◆ What you need to do ◆
Please repeat every entry exactly as written, but skip the pictures.

[Data for analysis]

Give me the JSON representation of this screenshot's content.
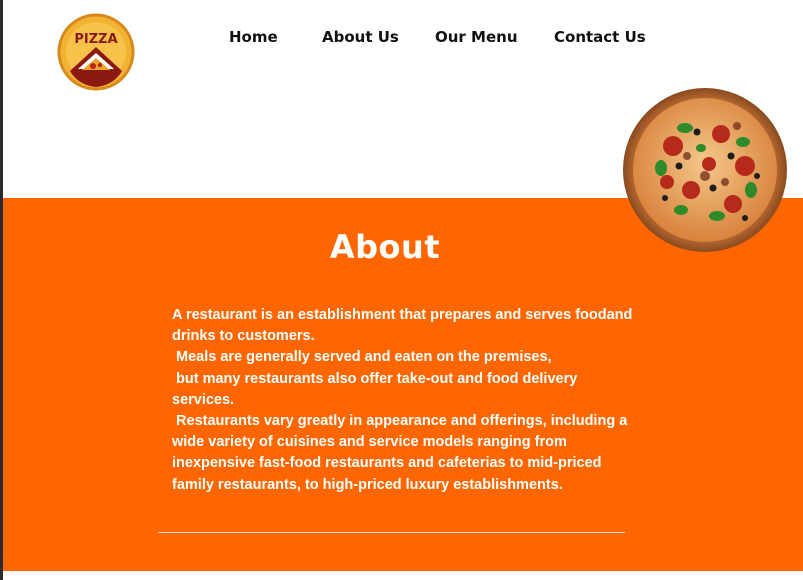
{
  "logo": {
    "text": "PIZZA",
    "icon": "pizza-logo-icon"
  },
  "nav": {
    "items": [
      {
        "label": "Home"
      },
      {
        "label": "About Us"
      },
      {
        "label": "Our Menu"
      },
      {
        "label": "Contact Us"
      }
    ]
  },
  "hero": {
    "image": "pizza-image"
  },
  "about": {
    "title": "About",
    "lines": [
      "A restaurant is an establishment that prepares and serves foodand",
      "drinks to customers.",
      " Meals are generally served and eaten on the premises,",
      " but many restaurants also offer take-out and food delivery",
      "services.",
      " Restaurants vary greatly in appearance and offerings, including a",
      "wide variety of cuisines and service models ranging from",
      "inexpensive fast-food restaurants and cafeterias to mid-priced",
      "family restaurants, to high-priced luxury establishments."
    ]
  },
  "colors": {
    "accent": "#ff6600",
    "text_on_accent": "#ffffff",
    "nav_text": "#111111"
  }
}
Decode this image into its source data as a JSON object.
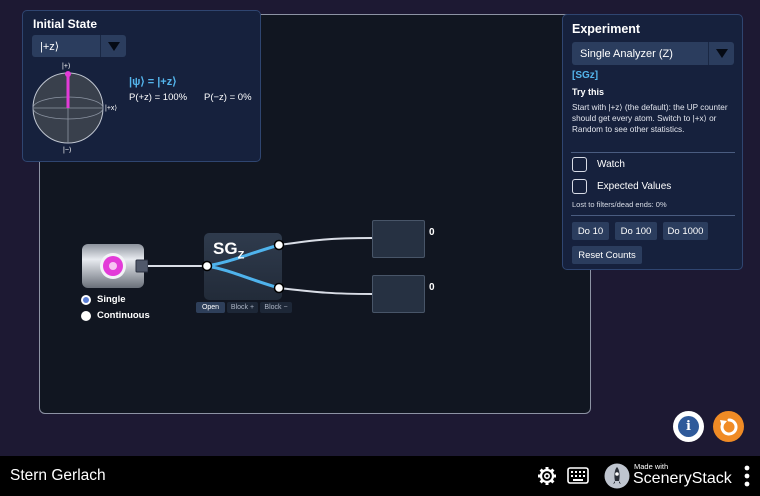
{
  "initial_state": {
    "title": "Initial State",
    "selected": "|+z⟩",
    "bloch": {
      "top": "|+⟩",
      "bottom": "|−⟩",
      "right": "|+x⟩"
    },
    "psi": "|ψ⟩ = |+z⟩",
    "p_plus": "P(+z) = 100%",
    "p_minus": "P(−z) = 0%"
  },
  "experiment": {
    "title": "Experiment",
    "selected": "Single Analyzer (Z)",
    "tag": "[SGz]",
    "try_title": "Try this",
    "try_text": "Start with |+z⟩ (the default): the UP counter should get every atom. Switch to |+x⟩ or Random to see other statistics.",
    "watch_label": "Watch",
    "expected_label": "Expected Values",
    "lost_text": "Lost to filters/dead ends: 0%",
    "buttons": [
      "Do 10",
      "Do 100",
      "Do 1000"
    ],
    "reset_counts": "Reset Counts"
  },
  "source": {
    "modes": [
      "Single",
      "Continuous"
    ],
    "selected_mode": "Single"
  },
  "sg_device": {
    "label": "SG",
    "axis": "Z",
    "buttons": [
      "Open",
      "Block +",
      "Block −"
    ],
    "active_button": "Open"
  },
  "detectors": [
    {
      "count": "0"
    },
    {
      "count": "0"
    }
  ],
  "navbar": {
    "title": "Stern Gerlach",
    "brand_small": "Made with",
    "brand_big": "SceneryStack"
  },
  "colors": {
    "accent_blue": "#54b5ec",
    "magenta": "#e33bd8",
    "orange": "#f08b25"
  }
}
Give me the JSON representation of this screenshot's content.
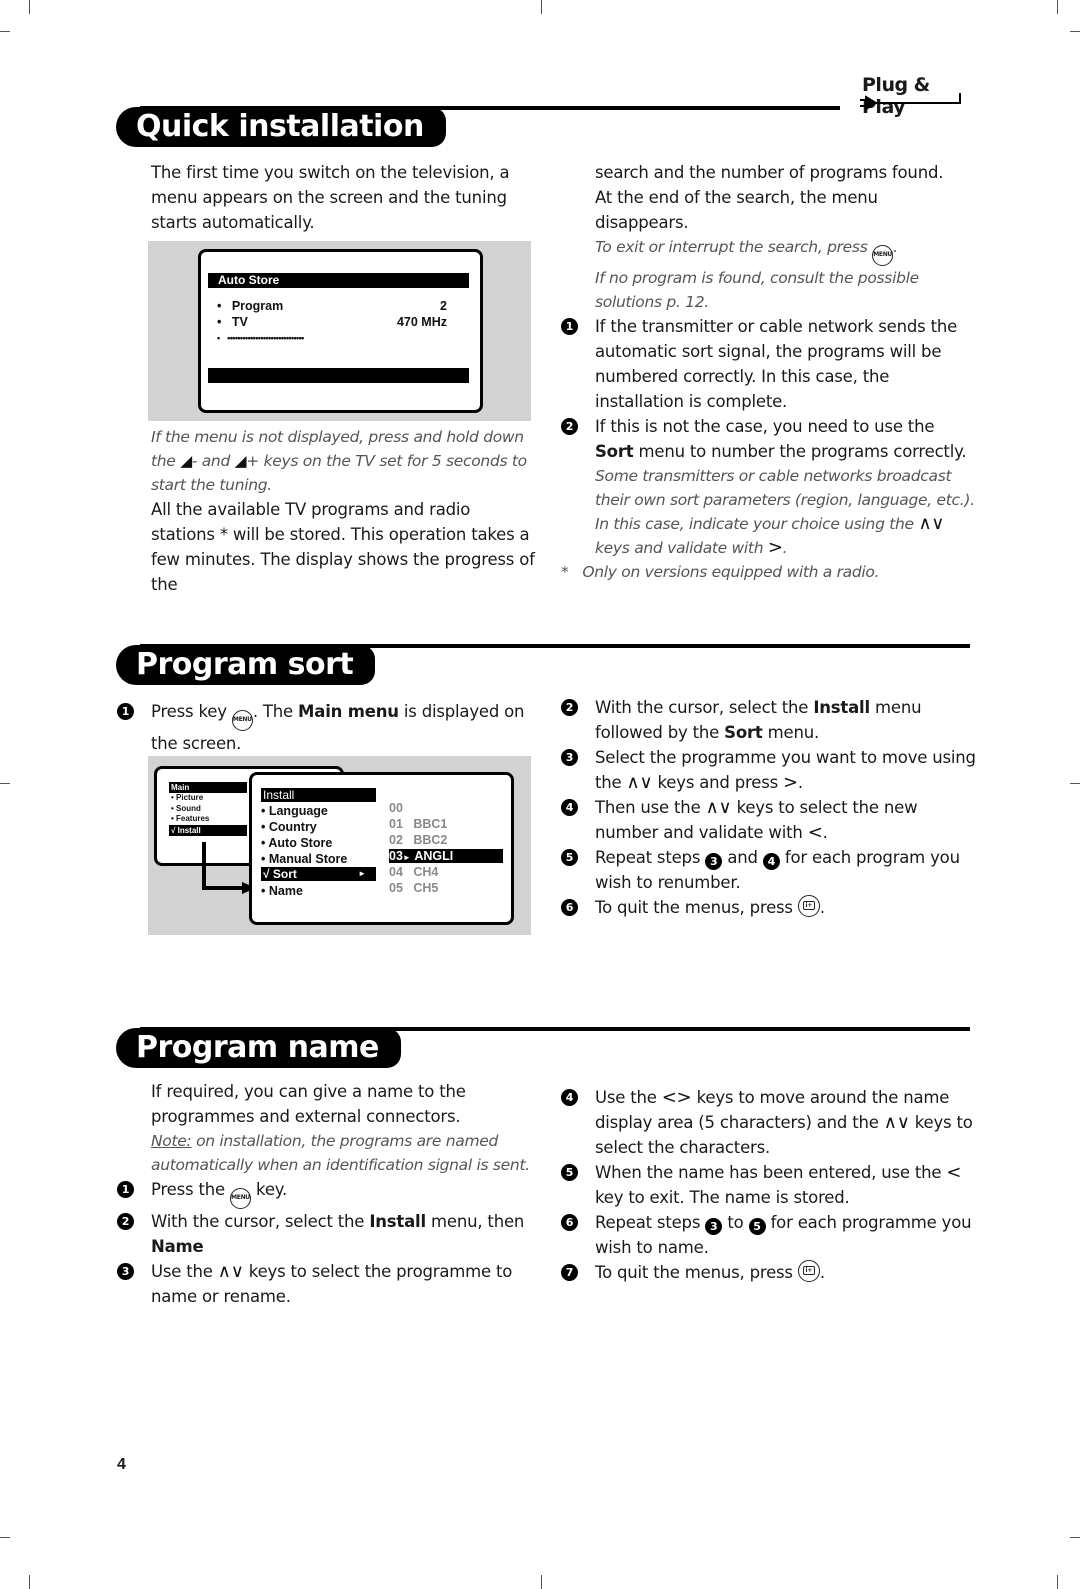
{
  "badge": {
    "label": "Plug & Play",
    "icon": "plug-icon"
  },
  "page_number": "4",
  "quick_installation": {
    "title": "Quick installation",
    "intro": "The first time you switch on the television, a menu appears on the screen and the tuning starts automatically.",
    "osd": {
      "title": "Auto Store",
      "rows": [
        {
          "label": "Program",
          "value": "2"
        },
        {
          "label": "TV",
          "value": "470 MHz"
        },
        {
          "label": "••••••••••••••••••••••••••••••",
          "value": ""
        }
      ],
      "bullet": "•"
    },
    "note_italic_1": "If the menu is not displayed, press and hold down the",
    "note_italic_2": "- and",
    "note_italic_3": "+ keys on the TV set for 5 seconds to start the tuning.",
    "para_stored": "All the available TV programs and radio stations * will be stored. This operation takes a few minutes. The display shows the progress of the",
    "para_cont": "search and the number of programs found.",
    "para_end": "At the end of the search, the menu disappears.",
    "exit_note": "To exit or interrupt the search, press",
    "noprog_note": "If no program is found, consult the possible solutions p. 12.",
    "steps": [
      {
        "num": "1",
        "text": "If the transmitter or cable network sends the automatic sort signal, the programs will be numbered correctly. In this case, the installation is complete."
      },
      {
        "num": "2",
        "text_pre": "If this is not the case, you need to use the",
        "bold": "Sort",
        "text_post": "menu to number the programs correctly."
      }
    ],
    "sort_note_1": "Some transmitters or cable networks broadcast their own sort parameters (region, language, etc.). In this case, indicate your choice using the",
    "sort_note_2": "keys and validate with",
    "footnote_mark": "*",
    "footnote": "Only on versions equipped with a radio."
  },
  "program_sort": {
    "title": "Program sort",
    "steps": [
      {
        "num": "1",
        "pre": "Press key",
        "mid": ". The",
        "bold": "Main menu",
        "post": "is displayed on the screen."
      },
      {
        "num": "2",
        "pre": "With the cursor, select the",
        "bold1": "Install",
        "mid": "menu followed by the",
        "bold2": "Sort",
        "post": "menu."
      },
      {
        "num": "3",
        "pre": "Select the programme you want to move using the",
        "mid": "keys and press",
        "post": "."
      },
      {
        "num": "4",
        "pre": "Then use the",
        "mid": "keys to select the new number and validate with",
        "post": "."
      },
      {
        "num": "5",
        "pre": "Repeat steps",
        "ref1": "3",
        "mid": "and",
        "ref2": "4",
        "post": "for each program you wish to renumber."
      },
      {
        "num": "6",
        "pre": "To quit the menus, press",
        "post": "."
      }
    ],
    "osd": {
      "main_title": "Main",
      "main_items": [
        "• Picture",
        "• Sound",
        "• Features"
      ],
      "main_selected": "√ Install",
      "install_title": "Install",
      "install_items": [
        "• Language",
        "• Country",
        "• Auto Store",
        "• Manual Store"
      ],
      "install_selected": "√ Sort",
      "install_selected_arrow": "►",
      "install_last": "• Name",
      "programs": [
        {
          "num": "00",
          "name": ""
        },
        {
          "num": "01",
          "name": "BBC1"
        },
        {
          "num": "02",
          "name": "BBC2"
        },
        {
          "num": "03",
          "name": "ANGLI",
          "selected": true,
          "marker": "►"
        },
        {
          "num": "04",
          "name": "CH4"
        },
        {
          "num": "05",
          "name": "CH5"
        }
      ]
    }
  },
  "program_name": {
    "title": "Program name",
    "intro": "If required, you can give a name to the programmes and external connectors.",
    "note_label": "Note:",
    "note_text": "on installation, the programs are named automatically when an identification signal is sent.",
    "steps": [
      {
        "num": "1",
        "pre": "Press the",
        "post": "key."
      },
      {
        "num": "2",
        "pre": "With the cursor, select the",
        "bold1": "Install",
        "mid": "menu, then",
        "bold2": "Name"
      },
      {
        "num": "3",
        "pre": "Use the",
        "post": "keys to select the programme to name or rename."
      },
      {
        "num": "4",
        "pre": "Use the",
        "mid": "keys to move around the name display area (5 characters) and the",
        "post": "keys to select the characters."
      },
      {
        "num": "5",
        "pre": "When the name has been entered, use the",
        "post": "key to exit. The name is stored."
      },
      {
        "num": "6",
        "pre": "Repeat steps",
        "ref1": "3",
        "mid": "to",
        "ref2": "5",
        "post": "for each programme you wish to name."
      },
      {
        "num": "7",
        "pre": "To quit the menus, press",
        "post": "."
      }
    ]
  },
  "keys": {
    "menu": "MENU",
    "info": "i+",
    "up_down": "∧∨",
    "right": ">",
    "left": "<",
    "left_right": "<>",
    "vol_glyph": "◢"
  }
}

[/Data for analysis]

◆ Response to this exercise ◆
Give me the JSON representation of this screenshot's content.
{
  "logo": {
    "text": "PIZZA",
    "icon": "pizza-logo-icon"
  },
  "nav": {
    "items": [
      {
        "label": "Home"
      },
      {
        "label": "About Us"
      },
      {
        "label": "Our Menu"
      },
      {
        "label": "Contact Us"
      }
    ]
  },
  "hero": {
    "image": "pizza-image"
  },
  "about": {
    "title": "About",
    "lines": [
      "A restaurant is an establishment that prepares and serves foodand",
      "drinks to customers.",
      " Meals are generally served and eaten on the premises,",
      " but many restaurants also offer take-out and food delivery",
      "services.",
      " Restaurants vary greatly in appearance and offerings, including a",
      "wide variety of cuisines and service models ranging from",
      "inexpensive fast-food restaurants and cafeterias to mid-priced",
      "family restaurants, to high-priced luxury establishments."
    ]
  },
  "colors": {
    "accent": "#ff6600",
    "text_on_accent": "#ffffff",
    "nav_text": "#111111"
  }
}
Decode this image into its source data as a JSON object.
{
  "initial_state": {
    "title": "Initial State",
    "selected": "|+z⟩",
    "bloch": {
      "top": "|+⟩",
      "bottom": "|−⟩",
      "right": "|+x⟩"
    },
    "psi": "|ψ⟩ = |+z⟩",
    "p_plus": "P(+z) = 100%",
    "p_minus": "P(−z) = 0%"
  },
  "experiment": {
    "title": "Experiment",
    "selected": "Single Analyzer (Z)",
    "tag": "[SGz]",
    "try_title": "Try this",
    "try_text": "Start with |+z⟩ (the default): the UP counter should get every atom. Switch to |+x⟩ or Random to see other statistics.",
    "watch_label": "Watch",
    "expected_label": "Expected Values",
    "lost_text": "Lost to filters/dead ends: 0%",
    "buttons": [
      "Do 10",
      "Do 100",
      "Do 1000"
    ],
    "reset_counts": "Reset Counts"
  },
  "source": {
    "modes": [
      "Single",
      "Continuous"
    ],
    "selected_mode": "Single"
  },
  "sg_device": {
    "label": "SG",
    "axis": "Z",
    "buttons": [
      "Open",
      "Block +",
      "Block −"
    ],
    "active_button": "Open"
  },
  "detectors": [
    {
      "count": "0"
    },
    {
      "count": "0"
    }
  ],
  "navbar": {
    "title": "Stern Gerlach",
    "brand_small": "Made with",
    "brand_big": "SceneryStack"
  },
  "colors": {
    "accent_blue": "#54b5ec",
    "magenta": "#e33bd8",
    "orange": "#f08b25"
  }
}
Give me the JSON representation of this screenshot's content.
{
  "badge": {
    "label": "Plug & Play",
    "icon": "plug-icon"
  },
  "page_number": "4",
  "quick_installation": {
    "title": "Quick installation",
    "intro": "The first time you switch on the television, a menu appears on the screen and the tuning starts automatically.",
    "osd": {
      "title": "Auto Store",
      "rows": [
        {
          "label": "Program",
          "value": "2"
        },
        {
          "label": "TV",
          "value": "470 MHz"
        },
        {
          "label": "••••••••••••••••••••••••••••••",
          "value": ""
        }
      ],
      "bullet": "•"
    },
    "note_italic_1": "If the menu is not displayed, press and hold down the",
    "note_italic_2": "- and",
    "note_italic_3": "+ keys on the TV set for 5 seconds to start the tuning.",
    "para_stored": "All the available TV programs and radio stations * will be stored. This operation takes a few minutes. The display shows the progress of the",
    "para_cont": "search and the number of programs found.",
    "para_end": "At the end of the search, the menu disappears.",
    "exit_note": "To exit or interrupt the search, press",
    "noprog_note": "If no program is found, consult the possible solutions p. 12.",
    "steps": [
      {
        "num": "1",
        "text": "If the transmitter or cable network sends the automatic sort signal, the programs will be numbered correctly. In this case, the installation is complete."
      },
      {
        "num": "2",
        "text_pre": "If this is not the case, you need to use the",
        "bold": "Sort",
        "text_post": "menu to number the programs correctly."
      }
    ],
    "sort_note_1": "Some transmitters or cable networks broadcast their own sort parameters (region, language, etc.). In this case, indicate your choice using the",
    "sort_note_2": "keys and validate with",
    "footnote_mark": "*",
    "footnote": "Only on versions equipped with a radio."
  },
  "program_sort": {
    "title": "Program sort",
    "steps": [
      {
        "num": "1",
        "pre": "Press key",
        "mid": ". The",
        "bold": "Main menu",
        "post": "is displayed on the screen."
      },
      {
        "num": "2",
        "pre": "With the cursor, select the",
        "bold1": "Install",
        "mid": "menu followed by the",
        "bold2": "Sort",
        "post": "menu."
      },
      {
        "num": "3",
        "pre": "Select the programme you want to move using the",
        "mid": "keys and press",
        "post": "."
      },
      {
        "num": "4",
        "pre": "Then use the",
        "mid": "keys to select the new number and validate with",
        "post": "."
      },
      {
        "num": "5",
        "pre": "Repeat steps",
        "ref1": "3",
        "mid": "and",
        "ref2": "4",
        "post": "for each program you wish to renumber."
      },
      {
        "num": "6",
        "pre": "To quit the menus, press",
        "post": "."
      }
    ],
    "osd": {
      "main_title": "Main",
      "main_items": [
        "• Picture",
        "• Sound",
        "• Features"
      ],
      "main_selected": "√ Install",
      "install_title": "Install",
      "install_items": [
        "• Language",
        "• Country",
        "• Auto Store",
        "• Manual Store"
      ],
      "install_selected": "√ Sort",
      "install_selected_arrow": "►",
      "install_last": "• Name",
      "programs": [
        {
          "num": "00",
          "name": ""
        },
        {
          "num": "01",
          "name": "BBC1"
        },
        {
          "num": "02",
          "name": "BBC2"
        },
        {
          "num": "03",
          "name": "ANGLI",
          "selected": true,
          "marker": "►"
        },
        {
          "num": "04",
          "name": "CH4"
        },
        {
          "num": "05",
          "name": "CH5"
        }
      ]
    }
  },
  "program_name": {
    "title": "Program name",
    "intro": "If required, you can give a name to the programmes and external connectors.",
    "note_label": "Note:",
    "note_text": "on installation, the programs are named automatically when an identification signal is sent.",
    "steps": [
      {
        "num": "1",
        "pre": "Press the",
        "post": "key."
      },
      {
        "num": "2",
        "pre": "With the cursor, select the",
        "bold1": "Install",
        "mid": "menu, then",
        "bold2": "Name"
      },
      {
        "num": "3",
        "pre": "Use the",
        "post": "keys to select the programme to name or rename."
      },
      {
        "num": "4",
        "pre": "Use the",
        "mid": "keys to move around the name display area (5 characters) and the",
        "post": "keys to select the characters."
      },
      {
        "num": "5",
        "pre": "When the name has been entered, use the",
        "post": "key to exit. The name is stored."
      },
      {
        "num": "6",
        "pre": "Repeat steps",
        "ref1": "3",
        "mid": "to",
        "ref2": "5",
        "post": "for each programme you wish to name."
      },
      {
        "num": "7",
        "pre": "To quit the menus, press",
        "post": "."
      }
    ]
  },
  "keys": {
    "menu": "MENU",
    "info": "i+",
    "up_down": "∧∨",
    "right": ">",
    "left": "<",
    "left_right": "<>",
    "vol_glyph": "◢"
  }
}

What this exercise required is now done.